■ MATERIAL PROVIDED:
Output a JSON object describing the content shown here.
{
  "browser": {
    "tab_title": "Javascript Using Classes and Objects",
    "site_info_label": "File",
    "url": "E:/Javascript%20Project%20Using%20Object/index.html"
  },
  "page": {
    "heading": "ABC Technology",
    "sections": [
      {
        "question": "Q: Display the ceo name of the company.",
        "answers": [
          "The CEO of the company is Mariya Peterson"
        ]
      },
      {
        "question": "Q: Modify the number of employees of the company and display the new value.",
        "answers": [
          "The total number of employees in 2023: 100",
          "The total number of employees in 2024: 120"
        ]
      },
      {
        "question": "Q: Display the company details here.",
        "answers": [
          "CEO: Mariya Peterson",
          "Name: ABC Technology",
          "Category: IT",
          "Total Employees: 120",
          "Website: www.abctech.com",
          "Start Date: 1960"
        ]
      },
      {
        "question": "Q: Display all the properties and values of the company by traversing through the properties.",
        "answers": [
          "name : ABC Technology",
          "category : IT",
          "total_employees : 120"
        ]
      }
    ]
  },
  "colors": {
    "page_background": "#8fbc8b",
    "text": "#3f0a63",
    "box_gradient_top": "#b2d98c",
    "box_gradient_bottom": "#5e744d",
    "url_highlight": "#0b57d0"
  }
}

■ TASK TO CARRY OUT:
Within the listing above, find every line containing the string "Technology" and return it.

■ OUTPUT FOR THIS EXERCISE:
    "heading": "ABC Technology",
          "Name: ABC Technology",
          "name : ABC Technology",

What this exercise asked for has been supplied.